Show pastors that by educating their parishioners on the risks and benefits of clinical research that they are helping to eliminate the health disparities that exists within the African- American community. For example, Lawndale Community Church in Chicago offers primary care services without regard to income and it serves as a resource to help eliminate health disparities that exist between African-Americans and those of the general population (Lawndale Christian Health Center, n.d.).
The number 1 cause of death within the African-American community is heart disease (CDC, 2010). Show pastors that the biggest threat to the African-American community is heart disease and that encouraging them to educate their parishioners on the risks and benefits of clinical research may help save lives of those living in their communities.
Investigators Clinical Research Associates/Coordinators Clinical Data Managers
Several strategies can be and are being employed to narrow the gap between African-Americans and the general population. One of the most effective strategies would be to enlist local pastors and churches to get involved by educating them on the risks and benefits of clinical research, particularly as it relates to the Belmont Report.
Center for Disease Control and Prevention (CDC). (2011). U.S. Public Health Service Syphilis Study at Tuskegee.

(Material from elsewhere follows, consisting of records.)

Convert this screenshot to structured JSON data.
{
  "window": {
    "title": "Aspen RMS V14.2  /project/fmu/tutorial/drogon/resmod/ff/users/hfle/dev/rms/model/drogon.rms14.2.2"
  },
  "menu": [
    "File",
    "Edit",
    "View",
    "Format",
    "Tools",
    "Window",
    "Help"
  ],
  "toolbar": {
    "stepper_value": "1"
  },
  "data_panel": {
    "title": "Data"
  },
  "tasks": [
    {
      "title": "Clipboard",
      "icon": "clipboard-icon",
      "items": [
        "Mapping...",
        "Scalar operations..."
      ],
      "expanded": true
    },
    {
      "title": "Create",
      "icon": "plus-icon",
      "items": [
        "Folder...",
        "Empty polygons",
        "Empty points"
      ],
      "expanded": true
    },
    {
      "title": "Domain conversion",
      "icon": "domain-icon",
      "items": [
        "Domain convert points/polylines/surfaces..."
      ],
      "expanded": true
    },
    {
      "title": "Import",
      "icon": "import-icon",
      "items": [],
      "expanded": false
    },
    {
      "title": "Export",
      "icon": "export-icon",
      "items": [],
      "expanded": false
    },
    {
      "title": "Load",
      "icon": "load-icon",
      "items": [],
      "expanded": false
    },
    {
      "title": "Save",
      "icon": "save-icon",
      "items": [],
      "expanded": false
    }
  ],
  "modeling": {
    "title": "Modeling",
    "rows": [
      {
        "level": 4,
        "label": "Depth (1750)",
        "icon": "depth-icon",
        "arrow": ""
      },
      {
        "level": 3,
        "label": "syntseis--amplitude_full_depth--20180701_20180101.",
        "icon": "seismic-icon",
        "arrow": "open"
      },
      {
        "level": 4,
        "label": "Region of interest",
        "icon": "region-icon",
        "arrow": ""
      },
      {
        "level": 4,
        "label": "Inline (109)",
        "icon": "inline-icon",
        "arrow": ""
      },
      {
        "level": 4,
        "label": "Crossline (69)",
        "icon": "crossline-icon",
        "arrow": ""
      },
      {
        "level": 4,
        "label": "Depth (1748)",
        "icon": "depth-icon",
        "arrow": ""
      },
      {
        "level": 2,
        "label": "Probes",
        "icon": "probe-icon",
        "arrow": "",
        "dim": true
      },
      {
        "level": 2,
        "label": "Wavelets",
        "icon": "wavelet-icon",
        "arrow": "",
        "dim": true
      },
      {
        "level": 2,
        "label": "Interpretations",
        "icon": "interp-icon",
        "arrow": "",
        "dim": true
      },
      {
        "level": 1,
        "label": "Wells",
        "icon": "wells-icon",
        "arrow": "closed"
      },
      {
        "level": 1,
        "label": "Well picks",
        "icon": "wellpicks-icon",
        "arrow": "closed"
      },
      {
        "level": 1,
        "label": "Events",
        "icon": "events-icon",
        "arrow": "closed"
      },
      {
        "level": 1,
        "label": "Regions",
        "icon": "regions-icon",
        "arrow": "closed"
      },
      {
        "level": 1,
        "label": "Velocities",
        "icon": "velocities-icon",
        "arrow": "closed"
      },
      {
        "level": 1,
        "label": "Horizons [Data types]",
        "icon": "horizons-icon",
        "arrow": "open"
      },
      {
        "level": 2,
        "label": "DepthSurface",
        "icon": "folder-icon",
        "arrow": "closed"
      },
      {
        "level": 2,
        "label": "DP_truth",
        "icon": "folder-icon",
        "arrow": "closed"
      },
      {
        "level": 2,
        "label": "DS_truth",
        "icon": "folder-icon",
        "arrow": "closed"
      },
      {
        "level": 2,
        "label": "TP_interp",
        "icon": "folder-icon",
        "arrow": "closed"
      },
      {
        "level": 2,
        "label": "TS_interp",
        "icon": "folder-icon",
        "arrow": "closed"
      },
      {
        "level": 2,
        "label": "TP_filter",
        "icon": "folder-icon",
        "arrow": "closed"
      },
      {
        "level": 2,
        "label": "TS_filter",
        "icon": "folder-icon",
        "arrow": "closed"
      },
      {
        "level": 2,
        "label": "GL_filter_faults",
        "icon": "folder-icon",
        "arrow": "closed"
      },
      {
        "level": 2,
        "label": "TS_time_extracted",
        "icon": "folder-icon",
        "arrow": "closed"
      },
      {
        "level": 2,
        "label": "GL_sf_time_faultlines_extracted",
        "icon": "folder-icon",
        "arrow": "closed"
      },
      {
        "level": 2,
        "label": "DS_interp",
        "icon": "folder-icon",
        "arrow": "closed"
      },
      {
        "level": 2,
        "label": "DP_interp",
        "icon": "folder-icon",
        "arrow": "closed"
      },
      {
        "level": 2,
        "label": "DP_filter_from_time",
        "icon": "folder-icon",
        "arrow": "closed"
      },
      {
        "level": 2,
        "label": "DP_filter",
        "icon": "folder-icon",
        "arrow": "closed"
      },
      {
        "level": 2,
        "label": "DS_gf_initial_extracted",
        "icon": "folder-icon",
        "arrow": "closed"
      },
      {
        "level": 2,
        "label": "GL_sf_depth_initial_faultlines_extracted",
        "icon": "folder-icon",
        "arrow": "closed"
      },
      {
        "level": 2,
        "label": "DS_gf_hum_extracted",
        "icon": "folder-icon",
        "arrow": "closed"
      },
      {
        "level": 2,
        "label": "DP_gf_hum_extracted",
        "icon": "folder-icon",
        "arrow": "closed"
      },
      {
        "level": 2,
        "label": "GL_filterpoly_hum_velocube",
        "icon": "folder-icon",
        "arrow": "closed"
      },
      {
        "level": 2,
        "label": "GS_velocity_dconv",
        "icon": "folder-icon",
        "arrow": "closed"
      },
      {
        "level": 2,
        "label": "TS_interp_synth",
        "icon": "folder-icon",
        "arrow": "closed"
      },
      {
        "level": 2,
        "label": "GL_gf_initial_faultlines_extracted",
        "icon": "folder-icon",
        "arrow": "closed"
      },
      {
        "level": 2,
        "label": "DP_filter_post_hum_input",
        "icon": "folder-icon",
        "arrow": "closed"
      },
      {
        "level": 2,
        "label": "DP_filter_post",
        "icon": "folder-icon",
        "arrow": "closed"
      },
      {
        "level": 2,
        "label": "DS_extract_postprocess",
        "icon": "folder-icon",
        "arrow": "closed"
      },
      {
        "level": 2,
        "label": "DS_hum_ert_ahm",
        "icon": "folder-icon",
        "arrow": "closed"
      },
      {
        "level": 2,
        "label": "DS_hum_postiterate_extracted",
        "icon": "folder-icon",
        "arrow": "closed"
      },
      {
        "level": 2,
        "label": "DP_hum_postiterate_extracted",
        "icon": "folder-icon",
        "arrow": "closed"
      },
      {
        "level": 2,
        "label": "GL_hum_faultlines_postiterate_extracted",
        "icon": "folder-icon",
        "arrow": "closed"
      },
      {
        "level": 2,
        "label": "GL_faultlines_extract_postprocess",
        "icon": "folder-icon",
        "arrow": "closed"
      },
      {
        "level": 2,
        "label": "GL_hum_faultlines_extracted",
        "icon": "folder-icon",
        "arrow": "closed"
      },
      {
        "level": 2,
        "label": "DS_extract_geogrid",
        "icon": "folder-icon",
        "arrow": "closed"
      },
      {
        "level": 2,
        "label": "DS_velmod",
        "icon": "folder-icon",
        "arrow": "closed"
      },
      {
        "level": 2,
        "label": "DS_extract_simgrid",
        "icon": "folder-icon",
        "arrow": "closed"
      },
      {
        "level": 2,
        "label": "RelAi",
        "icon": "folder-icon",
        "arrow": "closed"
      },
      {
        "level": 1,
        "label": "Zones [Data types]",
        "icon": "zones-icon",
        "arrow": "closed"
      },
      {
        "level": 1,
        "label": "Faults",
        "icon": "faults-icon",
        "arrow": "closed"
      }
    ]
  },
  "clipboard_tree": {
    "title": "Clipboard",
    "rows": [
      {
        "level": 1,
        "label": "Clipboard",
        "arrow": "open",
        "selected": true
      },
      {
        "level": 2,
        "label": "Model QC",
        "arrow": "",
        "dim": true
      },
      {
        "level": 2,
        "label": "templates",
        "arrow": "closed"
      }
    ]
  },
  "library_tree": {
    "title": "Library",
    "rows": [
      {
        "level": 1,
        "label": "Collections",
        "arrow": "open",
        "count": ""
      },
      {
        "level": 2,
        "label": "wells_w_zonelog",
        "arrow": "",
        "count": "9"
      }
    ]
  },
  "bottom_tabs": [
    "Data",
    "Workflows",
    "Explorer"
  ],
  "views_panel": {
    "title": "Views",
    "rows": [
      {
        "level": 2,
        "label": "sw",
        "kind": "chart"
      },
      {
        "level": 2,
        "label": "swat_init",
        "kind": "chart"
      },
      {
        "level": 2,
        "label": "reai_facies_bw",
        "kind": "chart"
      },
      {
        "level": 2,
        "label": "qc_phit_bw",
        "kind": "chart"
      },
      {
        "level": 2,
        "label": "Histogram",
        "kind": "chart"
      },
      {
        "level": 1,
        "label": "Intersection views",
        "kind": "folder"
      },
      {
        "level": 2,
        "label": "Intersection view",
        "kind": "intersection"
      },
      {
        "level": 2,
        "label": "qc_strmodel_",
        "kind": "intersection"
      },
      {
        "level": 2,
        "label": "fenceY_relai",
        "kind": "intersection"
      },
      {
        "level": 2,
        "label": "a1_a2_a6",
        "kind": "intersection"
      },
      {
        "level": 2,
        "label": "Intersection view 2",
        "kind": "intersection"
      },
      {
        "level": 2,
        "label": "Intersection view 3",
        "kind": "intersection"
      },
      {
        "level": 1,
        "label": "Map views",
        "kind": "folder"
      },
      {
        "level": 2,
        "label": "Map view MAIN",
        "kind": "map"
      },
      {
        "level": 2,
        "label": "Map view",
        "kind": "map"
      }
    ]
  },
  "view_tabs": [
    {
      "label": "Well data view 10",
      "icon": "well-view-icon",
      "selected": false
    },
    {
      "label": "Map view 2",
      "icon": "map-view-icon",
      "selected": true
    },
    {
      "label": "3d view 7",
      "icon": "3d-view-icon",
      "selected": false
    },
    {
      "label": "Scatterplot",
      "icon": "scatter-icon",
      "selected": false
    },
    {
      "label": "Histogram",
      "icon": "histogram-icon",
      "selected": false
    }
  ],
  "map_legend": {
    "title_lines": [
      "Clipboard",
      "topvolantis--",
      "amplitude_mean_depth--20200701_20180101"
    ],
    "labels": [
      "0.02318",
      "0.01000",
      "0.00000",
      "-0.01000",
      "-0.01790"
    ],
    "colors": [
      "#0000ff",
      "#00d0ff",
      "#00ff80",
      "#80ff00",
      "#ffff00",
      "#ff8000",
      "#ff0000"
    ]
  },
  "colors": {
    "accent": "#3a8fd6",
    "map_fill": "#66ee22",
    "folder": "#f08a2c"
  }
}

Retrieved May 30, 2012 from http://www.cdc.gov/tuskegee/timeline.htm HealthReform.gov. (2012). Health Disparities: A Case for Closing the Gap. Retrieved May 28, 2012 from http://www.healthreform.gov/reports/healthdisparities/ Kickler, T. (2012). North Carolina History Project: Compensation for Victims of Eugenics Gains Notice. Retrieved June 2, 2012 from http://www.northcarolinahistory.org/commentary/683/en try Levin, J. (1984). The Role of the Black Church in Community Medicine. Retrieved May 8, 2012 from http://www.ncbi.nlm.nih.gov/pmc/articles/PMC2561772/ pdf/jnma00239-0055.pdf
Martin, P. (2010). Part 1: Long After Tuskegee, Blacks Still Leary of Clinical Trials. Retrieved May 9, 2012 from http://www.blackvoicenews.com/news/news-wire/44950-part- i-long-after-tuskegee-blacks-still-leary-of-clinical-trials.html Rastogi, S., Johnson, T., Hoeffel, E., & Drewery, M. (2011). The Black Population: 2010. Retrieved May 28, 2012 from http://www.census.gov/prod/cen2010/briefs/c2010br-06.pdf Doris Duke Charitable Foundation. (2010). Clinical Research Experiences for High School Students. Retrieved June 7, 2012 from http://www.ddcf.org/Medical-Research/Program- Strategies/Clinical-Research/Clinical-Research-Experiences-for- High-School-Students/ HBCU Direct. (2012). Health Disparities Initiative. Retrieved June 7, 2012 from http://www.hbcudirect.com/index.php?option=com_content&tas k=view&id=4&Itemid=6
Center for Disease Control and Prevention (CDC). (2010). Black or African-American Populations. Retrieved May 1, 2012 from http://www.cdc.gov/omhd/Populations/BAA/BAA.htm Lawndale Christian Health Center. (No Date). Lawndale Christian Health Center: Helping God, Helping People. Retrieve June 11, 2012 from http://www.lawndale.org/ Ostendorff, J. (2012). N.C. may compensate sterilization victims. Retrieved June 1, 2012 from http://www.usatoday.com/news/nation/story/2012-05- 22/sterilization-compensation-north-carolina/55173250/1 Reese, G. (2011). Radiation and the young: like sheep to slaughter. Retrieved June 2, 2012 from http://www.ourweekly.com/features/radiation-and-young- sheep-slaughter
National Institutes of Health (NIH) Office of Extramural Research. (2011). Protecting Human Research Participants. Retrieved June 3, 2012 from http://phrp.nihtraining.com/users/PHRP.pdf Zimmerman, J. (1997). The Belmont Report: An Ethical Framework for Protecting Research Subjects. Retrieve May 12, 2012 from http://www.impactcg.com/docs/BelmontReport.pdf